> [Element data from apps and pages]:

---+---

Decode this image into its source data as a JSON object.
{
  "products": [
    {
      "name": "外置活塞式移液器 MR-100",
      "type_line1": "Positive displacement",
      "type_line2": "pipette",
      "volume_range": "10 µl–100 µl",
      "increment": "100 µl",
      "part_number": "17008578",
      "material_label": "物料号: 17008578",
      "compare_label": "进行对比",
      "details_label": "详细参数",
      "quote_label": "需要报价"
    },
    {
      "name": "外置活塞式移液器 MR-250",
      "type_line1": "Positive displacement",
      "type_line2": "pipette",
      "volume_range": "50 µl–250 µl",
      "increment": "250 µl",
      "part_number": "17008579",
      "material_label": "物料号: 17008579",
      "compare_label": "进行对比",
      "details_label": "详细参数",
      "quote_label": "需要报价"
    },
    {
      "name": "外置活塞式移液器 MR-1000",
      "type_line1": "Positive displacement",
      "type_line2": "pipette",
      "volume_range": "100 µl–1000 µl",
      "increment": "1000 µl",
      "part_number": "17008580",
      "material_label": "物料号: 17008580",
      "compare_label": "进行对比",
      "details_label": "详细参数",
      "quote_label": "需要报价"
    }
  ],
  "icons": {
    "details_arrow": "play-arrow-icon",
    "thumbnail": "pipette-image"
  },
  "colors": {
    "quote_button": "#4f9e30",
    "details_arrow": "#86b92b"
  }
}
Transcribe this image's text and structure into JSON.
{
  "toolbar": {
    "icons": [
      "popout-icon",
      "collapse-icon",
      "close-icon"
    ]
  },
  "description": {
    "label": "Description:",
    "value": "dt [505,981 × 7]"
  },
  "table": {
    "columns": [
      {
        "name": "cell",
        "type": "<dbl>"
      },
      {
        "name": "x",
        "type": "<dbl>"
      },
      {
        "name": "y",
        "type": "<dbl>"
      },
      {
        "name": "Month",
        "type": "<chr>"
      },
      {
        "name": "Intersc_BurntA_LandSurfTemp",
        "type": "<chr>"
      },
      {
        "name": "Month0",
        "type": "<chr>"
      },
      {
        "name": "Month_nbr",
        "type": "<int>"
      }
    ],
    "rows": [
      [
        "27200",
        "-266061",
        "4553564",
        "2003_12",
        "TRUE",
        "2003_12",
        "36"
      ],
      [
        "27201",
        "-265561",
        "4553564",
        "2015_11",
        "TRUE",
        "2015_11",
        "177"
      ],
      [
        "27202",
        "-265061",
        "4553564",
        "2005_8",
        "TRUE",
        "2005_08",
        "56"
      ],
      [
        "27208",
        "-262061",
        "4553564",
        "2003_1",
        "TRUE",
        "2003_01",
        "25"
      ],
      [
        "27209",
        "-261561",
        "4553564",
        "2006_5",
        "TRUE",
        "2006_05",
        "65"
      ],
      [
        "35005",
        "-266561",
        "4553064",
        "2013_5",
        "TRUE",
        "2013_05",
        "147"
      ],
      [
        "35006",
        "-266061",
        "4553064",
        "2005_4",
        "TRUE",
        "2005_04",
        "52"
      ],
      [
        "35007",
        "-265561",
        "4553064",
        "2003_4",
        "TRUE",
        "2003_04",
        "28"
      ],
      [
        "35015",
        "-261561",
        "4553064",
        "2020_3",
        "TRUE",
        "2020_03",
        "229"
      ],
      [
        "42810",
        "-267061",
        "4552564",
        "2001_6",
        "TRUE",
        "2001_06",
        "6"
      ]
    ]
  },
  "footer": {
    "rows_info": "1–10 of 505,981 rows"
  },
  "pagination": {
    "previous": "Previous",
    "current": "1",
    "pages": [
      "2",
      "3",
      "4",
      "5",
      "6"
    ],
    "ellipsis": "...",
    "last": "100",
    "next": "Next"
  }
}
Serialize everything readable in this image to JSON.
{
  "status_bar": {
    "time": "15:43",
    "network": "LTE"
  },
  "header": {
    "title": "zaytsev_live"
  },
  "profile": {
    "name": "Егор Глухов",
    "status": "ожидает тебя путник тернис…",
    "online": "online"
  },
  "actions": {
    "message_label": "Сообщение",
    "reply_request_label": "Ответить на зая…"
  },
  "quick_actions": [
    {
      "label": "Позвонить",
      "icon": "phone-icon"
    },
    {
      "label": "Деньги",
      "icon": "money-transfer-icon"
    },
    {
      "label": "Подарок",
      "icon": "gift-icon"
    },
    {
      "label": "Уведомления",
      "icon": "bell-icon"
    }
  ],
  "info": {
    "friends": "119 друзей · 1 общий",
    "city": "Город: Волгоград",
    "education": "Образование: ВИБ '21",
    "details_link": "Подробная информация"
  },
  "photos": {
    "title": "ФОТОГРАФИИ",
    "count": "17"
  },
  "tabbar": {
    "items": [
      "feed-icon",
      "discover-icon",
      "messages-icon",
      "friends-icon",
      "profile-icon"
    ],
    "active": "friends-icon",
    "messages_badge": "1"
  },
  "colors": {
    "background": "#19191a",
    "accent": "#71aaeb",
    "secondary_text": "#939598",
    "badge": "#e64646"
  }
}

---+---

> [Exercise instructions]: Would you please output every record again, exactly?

> [Solution to this task]:
Decode this image into its source data as a JSON object.
{
  "products": [
    {
      "name": "外置活塞式移液器 MR-100",
      "type_line1": "Positive displacement",
      "type_line2": "pipette",
      "volume_range": "10 µl–100 µl",
      "increment": "100 µl",
      "part_number": "17008578",
      "material_label": "物料号: 17008578",
      "compare_label": "进行对比",
      "details_label": "详细参数",
      "quote_label": "需要报价"
    },
    {
      "name": "外置活塞式移液器 MR-250",
      "type_line1": "Positive displacement",
      "type_line2": "pipette",
      "volume_range": "50 µl–250 µl",
      "increment": "250 µl",
      "part_number": "17008579",
      "material_label": "物料号: 17008579",
      "compare_label": "进行对比",
      "details_label": "详细参数",
      "quote_label": "需要报价"
    },
    {
      "name": "外置活塞式移液器 MR-1000",
      "type_line1": "Positive displacement",
      "type_line2": "pipette",
      "volume_range": "100 µl–1000 µl",
      "increment": "1000 µl",
      "part_number": "17008580",
      "material_label": "物料号: 17008580",
      "compare_label": "进行对比",
      "details_label": "详细参数",
      "quote_label": "需要报价"
    }
  ],
  "icons": {
    "details_arrow": "play-arrow-icon",
    "thumbnail": "pipette-image"
  },
  "colors": {
    "quote_button": "#4f9e30",
    "details_arrow": "#86b92b"
  }
}
Transcribe this image's text and structure into JSON.
{
  "toolbar": {
    "icons": [
      "popout-icon",
      "collapse-icon",
      "close-icon"
    ]
  },
  "description": {
    "label": "Description:",
    "value": "dt [505,981 × 7]"
  },
  "table": {
    "columns": [
      {
        "name": "cell",
        "type": "<dbl>"
      },
      {
        "name": "x",
        "type": "<dbl>"
      },
      {
        "name": "y",
        "type": "<dbl>"
      },
      {
        "name": "Month",
        "type": "<chr>"
      },
      {
        "name": "Intersc_BurntA_LandSurfTemp",
        "type": "<chr>"
      },
      {
        "name": "Month0",
        "type": "<chr>"
      },
      {
        "name": "Month_nbr",
        "type": "<int>"
      }
    ],
    "rows": [
      [
        "27200",
        "-266061",
        "4553564",
        "2003_12",
        "TRUE",
        "2003_12",
        "36"
      ],
      [
        "27201",
        "-265561",
        "4553564",
        "2015_11",
        "TRUE",
        "2015_11",
        "177"
      ],
      [
        "27202",
        "-265061",
        "4553564",
        "2005_8",
        "TRUE",
        "2005_08",
        "56"
      ],
      [
        "27208",
        "-262061",
        "4553564",
        "2003_1",
        "TRUE",
        "2003_01",
        "25"
      ],
      [
        "27209",
        "-261561",
        "4553564",
        "2006_5",
        "TRUE",
        "2006_05",
        "65"
      ],
      [
        "35005",
        "-266561",
        "4553064",
        "2013_5",
        "TRUE",
        "2013_05",
        "147"
      ],
      [
        "35006",
        "-266061",
        "4553064",
        "2005_4",
        "TRUE",
        "2005_04",
        "52"
      ],
      [
        "35007",
        "-265561",
        "4553064",
        "2003_4",
        "TRUE",
        "2003_04",
        "28"
      ],
      [
        "35015",
        "-261561",
        "4553064",
        "2020_3",
        "TRUE",
        "2020_03",
        "229"
      ],
      [
        "42810",
        "-267061",
        "4552564",
        "2001_6",
        "TRUE",
        "2001_06",
        "6"
      ]
    ]
  },
  "footer": {
    "rows_info": "1–10 of 505,981 rows"
  },
  "pagination": {
    "previous": "Previous",
    "current": "1",
    "pages": [
      "2",
      "3",
      "4",
      "5",
      "6"
    ],
    "ellipsis": "...",
    "last": "100",
    "next": "Next"
  }
}
Serialize everything readable in this image to JSON.
{
  "status_bar": {
    "time": "15:43",
    "network": "LTE"
  },
  "header": {
    "title": "zaytsev_live"
  },
  "profile": {
    "name": "Егор Глухов",
    "status": "ожидает тебя путник тернис…",
    "online": "online"
  },
  "actions": {
    "message_label": "Сообщение",
    "reply_request_label": "Ответить на зая…"
  },
  "quick_actions": [
    {
      "label": "Позвонить",
      "icon": "phone-icon"
    },
    {
      "label": "Деньги",
      "icon": "money-transfer-icon"
    },
    {
      "label": "Подарок",
      "icon": "gift-icon"
    },
    {
      "label": "Уведомления",
      "icon": "bell-icon"
    }
  ],
  "info": {
    "friends": "119 друзей · 1 общий",
    "city": "Город: Волгоград",
    "education": "Образование: ВИБ '21",
    "details_link": "Подробная информация"
  },
  "photos": {
    "title": "ФОТОГРАФИИ",
    "count": "17"
  },
  "tabbar": {
    "items": [
      "feed-icon",
      "discover-icon",
      "messages-icon",
      "friends-icon",
      "profile-icon"
    ],
    "active": "friends-icon",
    "messages_badge": "1"
  },
  "colors": {
    "background": "#19191a",
    "accent": "#71aaeb",
    "secondary_text": "#939598",
    "badge": "#e64646"
  }
}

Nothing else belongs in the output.